#### Work task:
Without any of its pictures, the listing below should be output exactly.

#### Recorded data:

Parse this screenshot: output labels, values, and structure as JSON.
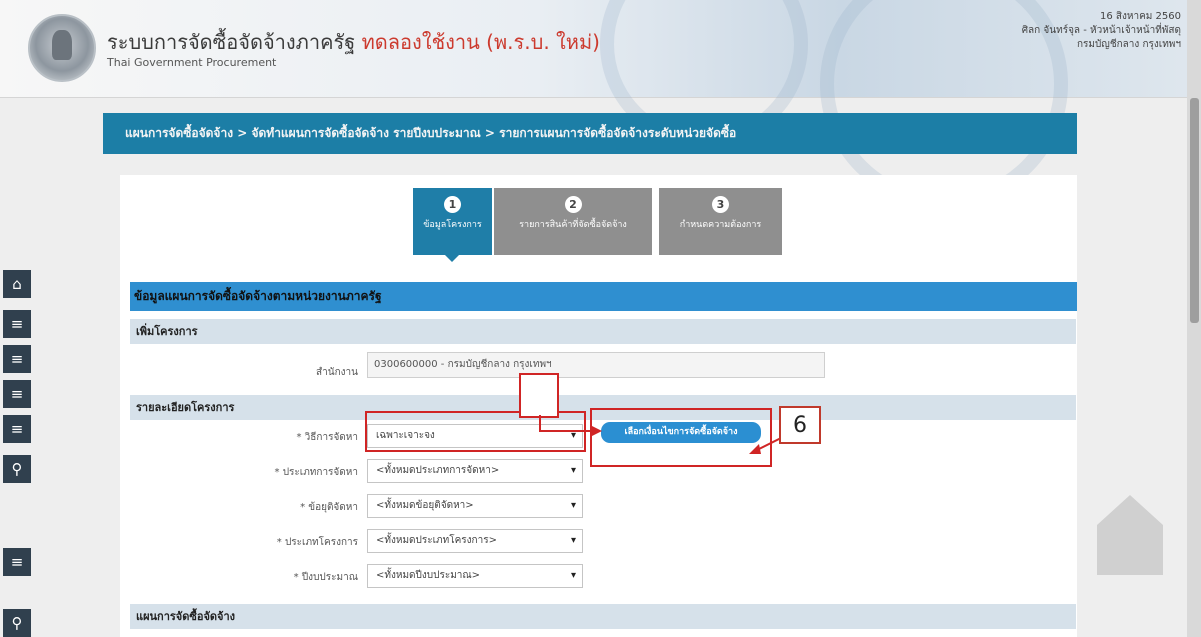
{
  "header": {
    "title_main": "ระบบการจัดซื้อจัดจ้างภาครัฐ",
    "title_highlight": "ทดลองใช้งาน (พ.ร.บ. ใหม่)",
    "subtitle": "Thai Government Procurement",
    "date": "16 สิงหาคม 2560",
    "user_line1": "ศิลก จันทร์จุล - หัวหน้าเจ้าหน้าที่พัสดุ",
    "user_line2": "กรมบัญชีกลาง กรุงเทพฯ"
  },
  "sidebar": {
    "icons": [
      "home-icon",
      "menu-icon",
      "menu-icon",
      "menu-icon",
      "menu-icon",
      "search-icon",
      "menu-icon",
      "search-icon"
    ],
    "glyphs": [
      "⌂",
      "≡",
      "≡",
      "≡",
      "≡",
      "⚲",
      "≡",
      "⚲"
    ]
  },
  "breadcrumb": "แผนการจัดซื้อจัดจ้าง > จัดทำแผนการจัดซื้อจัดจ้าง รายปีงบประมาณ > รายการแผนการจัดซื้อจัดจ้างระดับหน่วยจัดซื้อ",
  "steps": [
    {
      "num": "1",
      "label": "ข้อมูลโครงการ"
    },
    {
      "num": "2",
      "label": "รายการสินค้าที่จัดซื้อจัดจ้าง"
    },
    {
      "num": "3",
      "label": "กำหนดความต้องการ"
    }
  ],
  "section_title": "ข้อมูลแผนการจัดซื้อจัดจ้างตามหน่วยงานภาครัฐ",
  "add_project": {
    "bar_label": "เพิ่มโครงการ",
    "office_label": "สำนักงาน",
    "office_value": "0300600000 - กรมบัญชีกลาง กรุงเทพฯ"
  },
  "project_details": {
    "bar_label": "รายละเอียดโครงการ",
    "fields": [
      {
        "label": "* วิธีการจัดหา",
        "value": "เฉพาะเจาะจง"
      },
      {
        "label": "* ประเภทการจัดหา",
        "value": "<ทั้งหมดประเภทการจัดหา>"
      },
      {
        "label": "* ข้อยุติจัดหา",
        "value": "<ทั้งหมดข้อยุติจัดหา>"
      },
      {
        "label": "* ประเภทโครงการ",
        "value": "<ทั้งหมดประเภทโครงการ>"
      },
      {
        "label": "* ปีงบประมาณ",
        "value": "<ทั้งหมดปีงบประมาณ>"
      }
    ],
    "select_button": "เลือกเงื่อนไขการจัดซื้อจัดจ้าง"
  },
  "plan_bar_label": "แผนการจัดซื้อจัดจ้าง",
  "annotation_number": "6",
  "colors": {
    "breadcrumb": "#1c7ea6",
    "step_active": "#1f7ea8",
    "step_inactive": "#8f8f8f",
    "section": "#2f8fd0",
    "sub_bar": "#d6e1ea",
    "annotation": "#d02525"
  }
}
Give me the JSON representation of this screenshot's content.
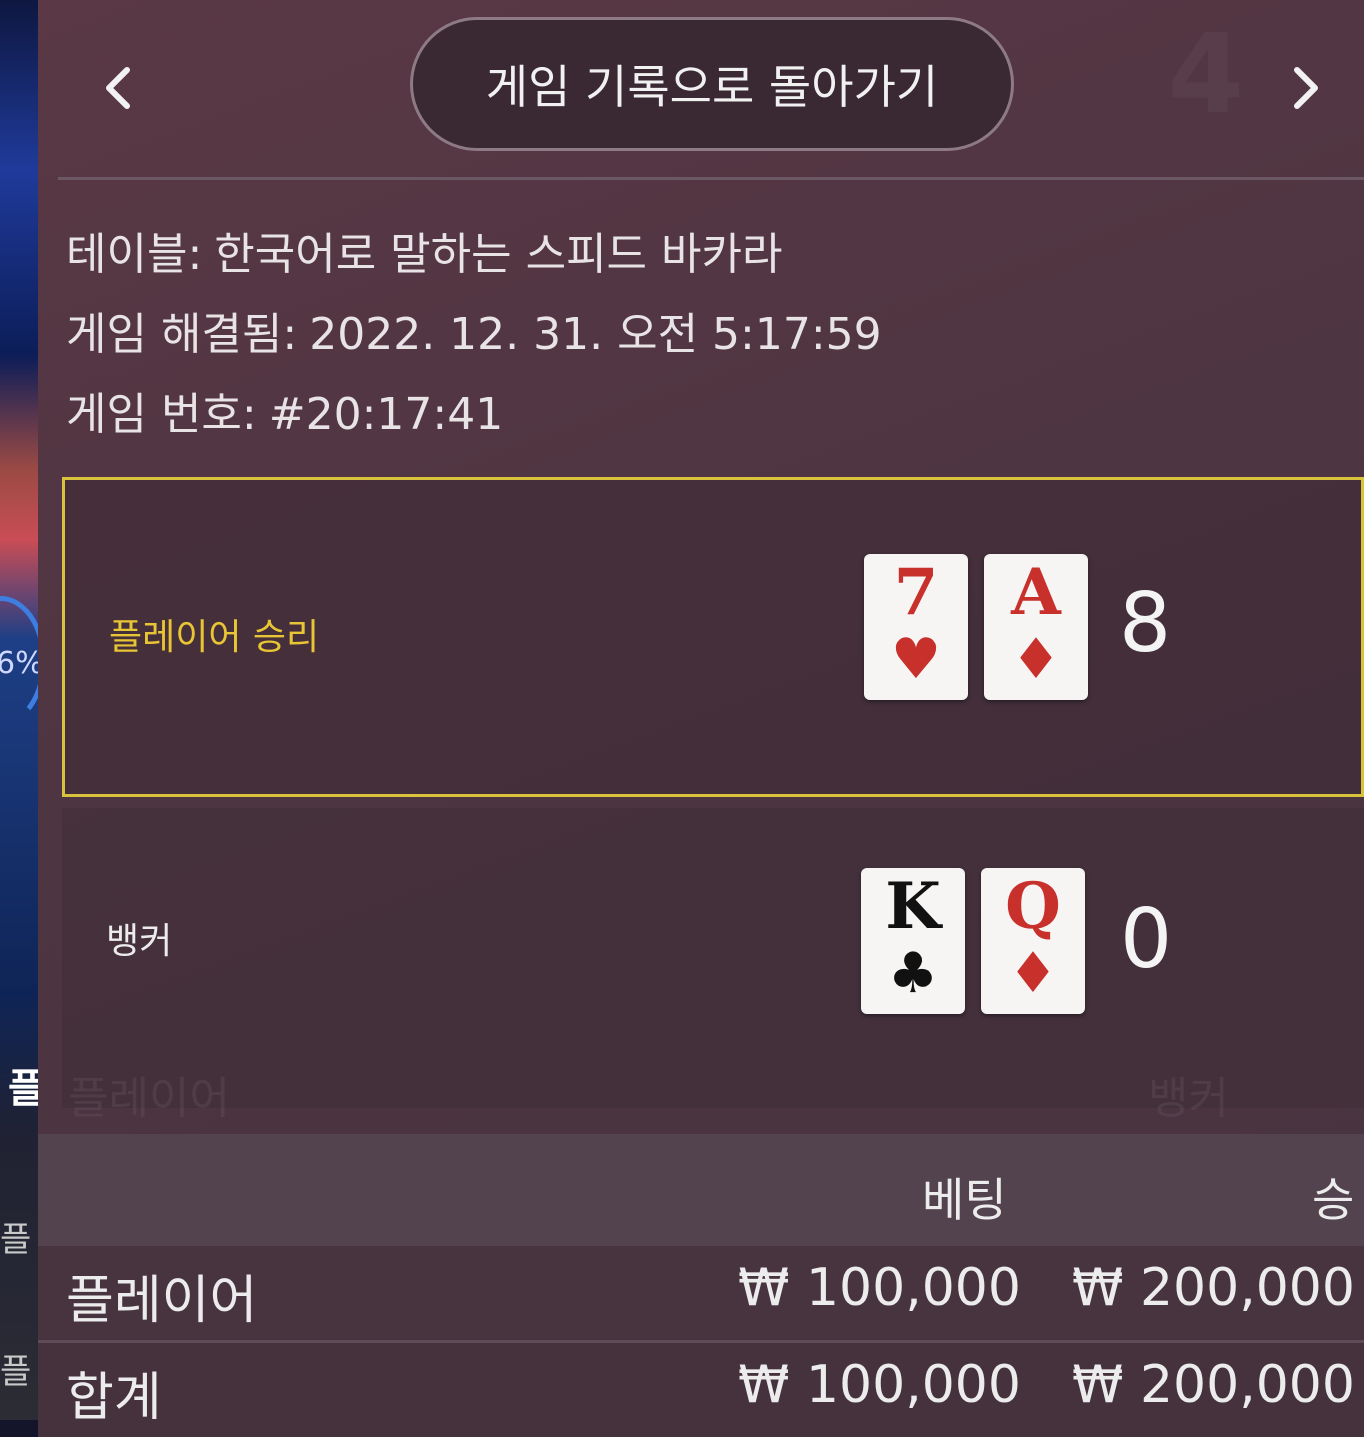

#### Output:
Parse this screenshot: output labels, values, and structure as JSON.
{
  "header": {
    "title_main": "ระบบการจัดซื้อจัดจ้างภาครัฐ",
    "title_highlight": "ทดลองใช้งาน (พ.ร.บ. ใหม่)",
    "subtitle": "Thai Government Procurement",
    "date": "16 สิงหาคม 2560",
    "user_line1": "ศิลก จันทร์จุล - หัวหน้าเจ้าหน้าที่พัสดุ",
    "user_line2": "กรมบัญชีกลาง กรุงเทพฯ"
  },
  "sidebar": {
    "icons": [
      "home-icon",
      "menu-icon",
      "menu-icon",
      "menu-icon",
      "menu-icon",
      "search-icon",
      "menu-icon",
      "search-icon"
    ],
    "glyphs": [
      "⌂",
      "≡",
      "≡",
      "≡",
      "≡",
      "⚲",
      "≡",
      "⚲"
    ]
  },
  "breadcrumb": "แผนการจัดซื้อจัดจ้าง > จัดทำแผนการจัดซื้อจัดจ้าง รายปีงบประมาณ > รายการแผนการจัดซื้อจัดจ้างระดับหน่วยจัดซื้อ",
  "steps": [
    {
      "num": "1",
      "label": "ข้อมูลโครงการ"
    },
    {
      "num": "2",
      "label": "รายการสินค้าที่จัดซื้อจัดจ้าง"
    },
    {
      "num": "3",
      "label": "กำหนดความต้องการ"
    }
  ],
  "section_title": "ข้อมูลแผนการจัดซื้อจัดจ้างตามหน่วยงานภาครัฐ",
  "add_project": {
    "bar_label": "เพิ่มโครงการ",
    "office_label": "สำนักงาน",
    "office_value": "0300600000 - กรมบัญชีกลาง กรุงเทพฯ"
  },
  "project_details": {
    "bar_label": "รายละเอียดโครงการ",
    "fields": [
      {
        "label": "* วิธีการจัดหา",
        "value": "เฉพาะเจาะจง"
      },
      {
        "label": "* ประเภทการจัดหา",
        "value": "<ทั้งหมดประเภทการจัดหา>"
      },
      {
        "label": "* ข้อยุติจัดหา",
        "value": "<ทั้งหมดข้อยุติจัดหา>"
      },
      {
        "label": "* ประเภทโครงการ",
        "value": "<ทั้งหมดประเภทโครงการ>"
      },
      {
        "label": "* ปีงบประมาณ",
        "value": "<ทั้งหมดปีงบประมาณ>"
      }
    ],
    "select_button": "เลือกเงื่อนไขการจัดซื้อจัดจ้าง"
  },
  "plan_bar_label": "แผนการจัดซื้อจัดจ้าง",
  "annotation_number": "6",
  "colors": {
    "breadcrumb": "#1c7ea6",
    "step_active": "#1f7ea8",
    "step_inactive": "#8f8f8f",
    "section": "#2f8fd0",
    "sub_bar": "#d6e1ea",
    "annotation": "#d02525"
  }
}
Give me the JSON representation of this screenshot's content.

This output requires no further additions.